6 pounds in water). Finally, it ended with a shower and a cool off. By the
end, I nearly fainted. Shouldn't have eaten chips and salsa before going in. Big
mistake. But I should have done something like this (sauna/steam room) before I even
started the trip. Good to cleanse the system a bit. I really needed it.
I ended by camping in the Hickory Nut Recreation Area in the Ouachita National
Forest. Again, had it all to my self.
May 21st - Lots of driving ahead. I wanted to be in Colorado
Springs in two days. I calculated that I had 18 hours of driving left and I still
had one more stop I wanted to make: Oklahoma and the Beaver Bend Resort State
Park. It was a pretty nice place, but I didn't have too much time to spend
there. I did get a quick hike in with some nice views of the river below. I
hit the road after a shower, and drove all day. Spent night in Kansas Truck Stop off
May 22nd - Truck stops are great places to sleep for the night.
First of all, they are fairly safe (compared to rest areas)... especially if you pick a
busy one.
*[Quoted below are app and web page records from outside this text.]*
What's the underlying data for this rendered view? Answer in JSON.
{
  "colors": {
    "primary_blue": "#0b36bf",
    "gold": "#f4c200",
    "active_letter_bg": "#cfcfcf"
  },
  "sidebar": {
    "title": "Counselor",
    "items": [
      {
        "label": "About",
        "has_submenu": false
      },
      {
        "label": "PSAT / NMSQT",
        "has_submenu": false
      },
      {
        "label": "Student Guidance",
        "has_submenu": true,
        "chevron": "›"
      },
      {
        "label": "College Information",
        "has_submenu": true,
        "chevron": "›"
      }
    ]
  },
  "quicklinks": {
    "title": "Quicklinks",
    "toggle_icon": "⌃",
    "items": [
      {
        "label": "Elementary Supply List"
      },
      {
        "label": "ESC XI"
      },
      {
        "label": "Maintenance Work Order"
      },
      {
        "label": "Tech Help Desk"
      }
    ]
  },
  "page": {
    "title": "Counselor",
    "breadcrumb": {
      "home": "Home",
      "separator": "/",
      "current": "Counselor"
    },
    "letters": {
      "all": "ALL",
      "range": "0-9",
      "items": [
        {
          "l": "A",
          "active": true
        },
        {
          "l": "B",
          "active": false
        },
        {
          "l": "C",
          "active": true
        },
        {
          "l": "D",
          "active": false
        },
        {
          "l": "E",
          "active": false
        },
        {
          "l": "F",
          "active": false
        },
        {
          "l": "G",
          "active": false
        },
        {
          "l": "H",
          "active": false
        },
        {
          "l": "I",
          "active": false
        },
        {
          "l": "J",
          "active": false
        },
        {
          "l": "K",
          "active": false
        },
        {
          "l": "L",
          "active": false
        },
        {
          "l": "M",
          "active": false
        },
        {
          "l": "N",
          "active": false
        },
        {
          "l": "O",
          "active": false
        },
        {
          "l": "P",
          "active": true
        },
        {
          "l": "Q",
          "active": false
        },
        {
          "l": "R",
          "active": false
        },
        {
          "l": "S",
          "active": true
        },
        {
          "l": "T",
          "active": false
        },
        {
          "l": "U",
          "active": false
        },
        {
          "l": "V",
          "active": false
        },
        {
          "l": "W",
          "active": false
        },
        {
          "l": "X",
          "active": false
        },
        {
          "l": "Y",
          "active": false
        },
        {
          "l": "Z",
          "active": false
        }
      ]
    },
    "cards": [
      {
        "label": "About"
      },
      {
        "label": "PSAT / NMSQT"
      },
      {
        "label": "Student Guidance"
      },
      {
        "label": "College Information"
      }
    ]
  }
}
Second of all, many have CHEAP and clean $3 showers! What a
bargain! After a shower, I was off to Colorado. I don't feel like I missed
much in Kansas and northern Oklahoma. It seems like both areas consisted of one big
endless farm field with the exception of OK City and Wichita. Although the prairies
were nice, I was quite content to see it by car.
Reading and Listening
- The Way of the Peaceful Warrior on tape read by the author, Dan
Millman. A fantastic book if you are into self-help or spirituality. I plan on
listening to it again at some point on the trip. Thanks mom for the tapes! And
thanks Dan Millman for the inspiration. After hearing this story, I was inspired to
improve my diet on the trip... and try to enjoy the moment... live in the present as much
- Dances With Wolves Soundtrack while driving the prairies of Kansas.
- Shiek Yerbouti by Frank Zappa. I laughed out loud listening to
this. With lyrics like "ram it up your poop shoot" and "I can handle
an hour on the tower of power, just as long as I gets my golden shower" you know you
are in for some entertainment! Sick, yes, but incredibly funny! Too bad he's
gone now. This is one concert I really wish I had the opportunity to see in the
flesh. Thanks letting me borrow the CD Jim!